- Choose sprinkler systems that operate low to the ground and replace any that shoot their water into the air. This reduces losses from evaporation and wind drift.
- Check the weather forecast. If it is likely to rain the next day, switch off any automatic sprinkler or irrigation systems. If the rain fails to arrive you can simply switch your systems back on.
- When watering has to take place, always use a hose that has an automatic shut-off valve. Trigger-operated hosepipes are ideal as they are cheap to buy and have a very short payback period of about two days.
- Always check that the soil you are about to water actually requires it. Consider installing a soil moisture sensor.
- When you are replacing plants and flowers, look for varieties that are hardy and require less watering. Planting more native shrubs and covering exposed soil with mulch (in late winter) will retain moisture and could reduce watering by up to 70 per cent.
- Ensure the soil is properly cultivated to improve the structure and water-retaining properties of the soil
- Keep lawns longer in dryer months. Constant cutting increases the lawn's demands for water.
Alternative water sources
Collecting rainwater is one of the most cost-effective ways of saving water. Installing a water butt or tank that collects rainwater from the roof or drainpipes is a fast and cheap way of reducing your business' overall water bill.
If the rainwater you have collected is not sufficient for your needs consider using grey water, eg from washing machines, before turning to fresh water from the mains supply - see water reviews, policies and action plans.

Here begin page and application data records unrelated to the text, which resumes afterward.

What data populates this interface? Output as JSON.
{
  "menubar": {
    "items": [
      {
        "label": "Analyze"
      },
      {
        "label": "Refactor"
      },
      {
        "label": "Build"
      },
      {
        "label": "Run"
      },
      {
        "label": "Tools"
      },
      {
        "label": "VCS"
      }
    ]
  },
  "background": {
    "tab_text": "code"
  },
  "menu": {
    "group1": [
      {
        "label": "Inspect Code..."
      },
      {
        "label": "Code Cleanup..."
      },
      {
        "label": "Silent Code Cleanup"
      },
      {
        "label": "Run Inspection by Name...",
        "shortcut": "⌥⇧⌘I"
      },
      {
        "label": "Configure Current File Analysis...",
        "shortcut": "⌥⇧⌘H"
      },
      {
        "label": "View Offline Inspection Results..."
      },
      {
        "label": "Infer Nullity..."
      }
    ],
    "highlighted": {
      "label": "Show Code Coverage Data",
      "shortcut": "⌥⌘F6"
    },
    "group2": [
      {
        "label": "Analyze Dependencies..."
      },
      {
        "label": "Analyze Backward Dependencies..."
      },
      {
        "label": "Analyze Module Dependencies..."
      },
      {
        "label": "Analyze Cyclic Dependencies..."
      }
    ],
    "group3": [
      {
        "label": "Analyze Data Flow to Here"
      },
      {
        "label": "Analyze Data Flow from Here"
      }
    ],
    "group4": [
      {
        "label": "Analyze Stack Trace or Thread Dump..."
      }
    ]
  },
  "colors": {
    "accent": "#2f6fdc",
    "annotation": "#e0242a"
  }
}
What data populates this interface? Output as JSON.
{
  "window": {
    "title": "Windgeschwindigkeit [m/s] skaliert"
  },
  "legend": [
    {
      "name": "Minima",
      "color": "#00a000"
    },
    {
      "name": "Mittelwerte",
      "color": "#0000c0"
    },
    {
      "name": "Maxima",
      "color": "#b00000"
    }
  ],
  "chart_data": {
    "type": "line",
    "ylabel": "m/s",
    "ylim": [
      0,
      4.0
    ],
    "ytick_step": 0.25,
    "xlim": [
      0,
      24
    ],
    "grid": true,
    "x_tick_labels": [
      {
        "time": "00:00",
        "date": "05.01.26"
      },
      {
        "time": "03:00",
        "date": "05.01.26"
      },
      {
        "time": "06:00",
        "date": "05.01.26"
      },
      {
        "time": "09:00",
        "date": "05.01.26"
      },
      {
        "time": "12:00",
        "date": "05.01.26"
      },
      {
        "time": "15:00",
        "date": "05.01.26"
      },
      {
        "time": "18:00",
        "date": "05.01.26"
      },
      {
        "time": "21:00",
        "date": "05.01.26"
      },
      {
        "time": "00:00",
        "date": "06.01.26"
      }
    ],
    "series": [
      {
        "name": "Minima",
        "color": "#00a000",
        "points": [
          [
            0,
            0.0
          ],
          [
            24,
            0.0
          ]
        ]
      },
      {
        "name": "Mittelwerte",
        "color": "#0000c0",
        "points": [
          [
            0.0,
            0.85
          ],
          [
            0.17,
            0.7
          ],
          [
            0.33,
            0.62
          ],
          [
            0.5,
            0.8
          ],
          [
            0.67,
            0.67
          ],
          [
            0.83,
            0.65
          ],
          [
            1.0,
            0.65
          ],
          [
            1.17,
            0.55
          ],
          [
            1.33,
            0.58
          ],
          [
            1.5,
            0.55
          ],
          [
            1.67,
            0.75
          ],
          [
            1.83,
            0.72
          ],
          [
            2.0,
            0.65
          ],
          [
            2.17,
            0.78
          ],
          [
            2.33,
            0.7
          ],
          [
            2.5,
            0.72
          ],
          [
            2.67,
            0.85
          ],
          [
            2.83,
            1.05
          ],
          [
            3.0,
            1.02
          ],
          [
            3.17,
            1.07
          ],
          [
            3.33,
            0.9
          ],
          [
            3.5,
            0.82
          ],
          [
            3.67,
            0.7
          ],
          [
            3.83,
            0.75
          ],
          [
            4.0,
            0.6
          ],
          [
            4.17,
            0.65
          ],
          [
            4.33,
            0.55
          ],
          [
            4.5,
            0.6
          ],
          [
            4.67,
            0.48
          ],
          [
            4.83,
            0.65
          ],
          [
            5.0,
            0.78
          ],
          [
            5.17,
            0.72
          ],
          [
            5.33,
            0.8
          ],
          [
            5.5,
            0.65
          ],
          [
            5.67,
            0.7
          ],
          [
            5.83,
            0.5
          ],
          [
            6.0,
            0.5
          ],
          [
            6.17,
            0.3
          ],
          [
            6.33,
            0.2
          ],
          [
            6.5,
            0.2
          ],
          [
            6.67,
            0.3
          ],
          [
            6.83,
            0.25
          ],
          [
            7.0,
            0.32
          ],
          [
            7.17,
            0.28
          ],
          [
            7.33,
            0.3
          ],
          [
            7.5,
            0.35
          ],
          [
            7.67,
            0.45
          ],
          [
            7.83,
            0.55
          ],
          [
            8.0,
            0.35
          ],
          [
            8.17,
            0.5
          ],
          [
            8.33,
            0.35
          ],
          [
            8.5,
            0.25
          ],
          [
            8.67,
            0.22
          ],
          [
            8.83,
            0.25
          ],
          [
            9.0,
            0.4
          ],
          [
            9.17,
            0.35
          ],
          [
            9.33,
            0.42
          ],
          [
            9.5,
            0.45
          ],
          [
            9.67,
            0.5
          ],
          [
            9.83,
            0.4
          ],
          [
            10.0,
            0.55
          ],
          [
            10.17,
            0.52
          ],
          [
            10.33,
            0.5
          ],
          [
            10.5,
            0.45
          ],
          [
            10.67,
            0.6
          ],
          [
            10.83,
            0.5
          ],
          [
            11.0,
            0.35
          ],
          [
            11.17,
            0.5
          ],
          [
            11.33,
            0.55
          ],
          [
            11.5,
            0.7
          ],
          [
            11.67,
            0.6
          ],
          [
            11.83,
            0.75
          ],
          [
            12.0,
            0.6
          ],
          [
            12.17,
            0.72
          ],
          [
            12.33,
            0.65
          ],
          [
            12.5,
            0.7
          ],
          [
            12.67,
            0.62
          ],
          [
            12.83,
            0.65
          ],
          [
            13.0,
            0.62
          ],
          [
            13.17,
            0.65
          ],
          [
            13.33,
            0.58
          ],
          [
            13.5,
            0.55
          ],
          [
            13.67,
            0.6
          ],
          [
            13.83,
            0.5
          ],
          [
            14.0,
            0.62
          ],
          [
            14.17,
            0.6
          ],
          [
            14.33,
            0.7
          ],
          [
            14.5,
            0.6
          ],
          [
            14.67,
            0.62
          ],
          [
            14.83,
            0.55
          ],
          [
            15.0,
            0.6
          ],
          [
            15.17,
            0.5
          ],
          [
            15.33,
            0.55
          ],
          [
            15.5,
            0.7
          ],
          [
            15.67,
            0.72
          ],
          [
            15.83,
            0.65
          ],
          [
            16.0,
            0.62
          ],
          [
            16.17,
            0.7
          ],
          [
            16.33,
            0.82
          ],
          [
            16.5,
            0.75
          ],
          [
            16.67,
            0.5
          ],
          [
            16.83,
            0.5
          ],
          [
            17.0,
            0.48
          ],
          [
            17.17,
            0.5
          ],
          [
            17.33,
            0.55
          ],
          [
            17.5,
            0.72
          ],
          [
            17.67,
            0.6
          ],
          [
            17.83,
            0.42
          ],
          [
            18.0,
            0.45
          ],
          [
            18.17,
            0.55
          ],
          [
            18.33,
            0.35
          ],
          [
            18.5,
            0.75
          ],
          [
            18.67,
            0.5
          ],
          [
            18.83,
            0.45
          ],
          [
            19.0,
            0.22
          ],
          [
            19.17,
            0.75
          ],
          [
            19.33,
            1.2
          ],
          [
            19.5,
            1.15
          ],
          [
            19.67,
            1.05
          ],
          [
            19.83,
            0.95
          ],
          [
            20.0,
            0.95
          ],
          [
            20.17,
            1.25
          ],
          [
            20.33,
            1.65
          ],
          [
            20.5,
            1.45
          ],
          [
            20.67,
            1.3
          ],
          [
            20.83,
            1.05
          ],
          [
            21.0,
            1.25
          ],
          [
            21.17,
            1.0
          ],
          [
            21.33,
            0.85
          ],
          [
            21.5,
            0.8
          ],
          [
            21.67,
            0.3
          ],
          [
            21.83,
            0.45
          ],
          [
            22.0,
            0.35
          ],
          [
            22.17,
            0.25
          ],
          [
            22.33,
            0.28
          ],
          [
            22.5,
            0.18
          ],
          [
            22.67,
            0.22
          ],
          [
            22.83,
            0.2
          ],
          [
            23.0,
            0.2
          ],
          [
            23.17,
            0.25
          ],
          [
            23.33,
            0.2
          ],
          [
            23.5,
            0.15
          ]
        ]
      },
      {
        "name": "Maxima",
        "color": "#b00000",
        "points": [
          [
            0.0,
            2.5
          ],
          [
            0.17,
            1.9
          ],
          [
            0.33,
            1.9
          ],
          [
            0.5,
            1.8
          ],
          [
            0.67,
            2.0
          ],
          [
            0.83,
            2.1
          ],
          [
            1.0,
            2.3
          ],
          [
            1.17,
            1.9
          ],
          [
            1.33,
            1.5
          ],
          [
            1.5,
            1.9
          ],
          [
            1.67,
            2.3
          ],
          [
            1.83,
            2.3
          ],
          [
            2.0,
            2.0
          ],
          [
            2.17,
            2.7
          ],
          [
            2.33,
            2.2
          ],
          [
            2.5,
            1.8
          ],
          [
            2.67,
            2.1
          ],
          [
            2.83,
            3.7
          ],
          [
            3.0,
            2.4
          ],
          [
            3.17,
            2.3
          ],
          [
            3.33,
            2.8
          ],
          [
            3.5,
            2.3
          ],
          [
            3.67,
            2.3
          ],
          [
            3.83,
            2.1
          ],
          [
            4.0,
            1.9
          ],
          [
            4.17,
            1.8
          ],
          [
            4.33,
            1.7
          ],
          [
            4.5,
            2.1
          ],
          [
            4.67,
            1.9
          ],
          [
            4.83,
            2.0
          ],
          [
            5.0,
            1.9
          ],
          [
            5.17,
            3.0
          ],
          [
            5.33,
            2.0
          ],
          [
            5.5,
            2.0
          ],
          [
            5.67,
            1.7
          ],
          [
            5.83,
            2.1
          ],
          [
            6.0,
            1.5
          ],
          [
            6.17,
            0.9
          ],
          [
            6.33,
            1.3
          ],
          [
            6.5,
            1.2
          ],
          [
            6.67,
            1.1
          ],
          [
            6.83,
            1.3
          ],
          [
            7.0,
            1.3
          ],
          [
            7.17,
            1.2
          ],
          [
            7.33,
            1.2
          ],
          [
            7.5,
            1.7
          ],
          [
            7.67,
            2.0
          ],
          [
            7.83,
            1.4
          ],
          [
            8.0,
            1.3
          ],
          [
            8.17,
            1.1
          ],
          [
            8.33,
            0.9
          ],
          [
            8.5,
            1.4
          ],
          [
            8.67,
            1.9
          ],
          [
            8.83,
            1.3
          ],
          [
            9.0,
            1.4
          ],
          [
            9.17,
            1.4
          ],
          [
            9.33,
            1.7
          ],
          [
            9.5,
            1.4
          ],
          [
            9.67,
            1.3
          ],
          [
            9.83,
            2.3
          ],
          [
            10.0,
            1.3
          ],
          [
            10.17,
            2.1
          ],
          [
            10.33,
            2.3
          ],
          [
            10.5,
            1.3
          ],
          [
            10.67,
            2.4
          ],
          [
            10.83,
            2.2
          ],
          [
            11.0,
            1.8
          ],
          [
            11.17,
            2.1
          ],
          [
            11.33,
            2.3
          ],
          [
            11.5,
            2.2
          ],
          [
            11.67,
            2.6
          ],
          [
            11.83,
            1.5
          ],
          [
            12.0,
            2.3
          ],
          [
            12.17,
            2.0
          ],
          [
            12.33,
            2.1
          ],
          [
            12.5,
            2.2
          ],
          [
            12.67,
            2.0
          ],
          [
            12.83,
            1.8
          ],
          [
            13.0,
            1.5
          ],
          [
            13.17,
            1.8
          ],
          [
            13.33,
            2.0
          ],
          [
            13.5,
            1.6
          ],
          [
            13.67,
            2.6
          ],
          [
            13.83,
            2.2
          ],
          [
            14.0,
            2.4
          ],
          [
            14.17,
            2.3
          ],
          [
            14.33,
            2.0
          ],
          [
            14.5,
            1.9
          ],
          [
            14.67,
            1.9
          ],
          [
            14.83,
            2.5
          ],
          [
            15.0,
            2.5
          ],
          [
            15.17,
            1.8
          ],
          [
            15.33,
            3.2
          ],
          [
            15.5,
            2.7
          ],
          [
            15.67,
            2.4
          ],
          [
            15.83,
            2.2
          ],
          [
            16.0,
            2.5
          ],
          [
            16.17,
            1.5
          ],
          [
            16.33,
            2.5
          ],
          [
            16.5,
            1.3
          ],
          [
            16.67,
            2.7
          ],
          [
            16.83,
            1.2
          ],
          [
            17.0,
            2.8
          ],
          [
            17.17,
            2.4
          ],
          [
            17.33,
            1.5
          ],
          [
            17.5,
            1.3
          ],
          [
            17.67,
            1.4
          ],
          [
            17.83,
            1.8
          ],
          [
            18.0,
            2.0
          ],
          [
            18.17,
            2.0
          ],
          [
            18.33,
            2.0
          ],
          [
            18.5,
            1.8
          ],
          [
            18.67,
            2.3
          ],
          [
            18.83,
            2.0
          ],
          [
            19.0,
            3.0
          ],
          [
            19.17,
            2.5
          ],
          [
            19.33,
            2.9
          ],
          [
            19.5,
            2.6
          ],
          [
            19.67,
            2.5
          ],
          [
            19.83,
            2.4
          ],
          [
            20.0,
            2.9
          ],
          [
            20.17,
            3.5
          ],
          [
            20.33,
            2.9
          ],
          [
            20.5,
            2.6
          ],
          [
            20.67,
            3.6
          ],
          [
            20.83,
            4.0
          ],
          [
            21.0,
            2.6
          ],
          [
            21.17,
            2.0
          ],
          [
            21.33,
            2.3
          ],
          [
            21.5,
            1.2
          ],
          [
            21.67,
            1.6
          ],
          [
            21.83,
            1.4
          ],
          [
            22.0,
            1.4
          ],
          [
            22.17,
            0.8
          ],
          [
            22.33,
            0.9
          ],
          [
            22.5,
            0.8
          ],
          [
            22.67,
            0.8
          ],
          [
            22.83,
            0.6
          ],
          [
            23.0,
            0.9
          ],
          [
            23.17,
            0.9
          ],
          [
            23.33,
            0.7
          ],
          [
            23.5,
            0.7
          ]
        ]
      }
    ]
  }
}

Tax breaks for water efficient equipment
Some of the technologies your business could employ to reduce the amount of water it uses to maintain gardens or grounds may be eligible for tax allowances under the Enhanced Capital Allowance (ECA) scheme - see first-year allowances for water efficient technologies.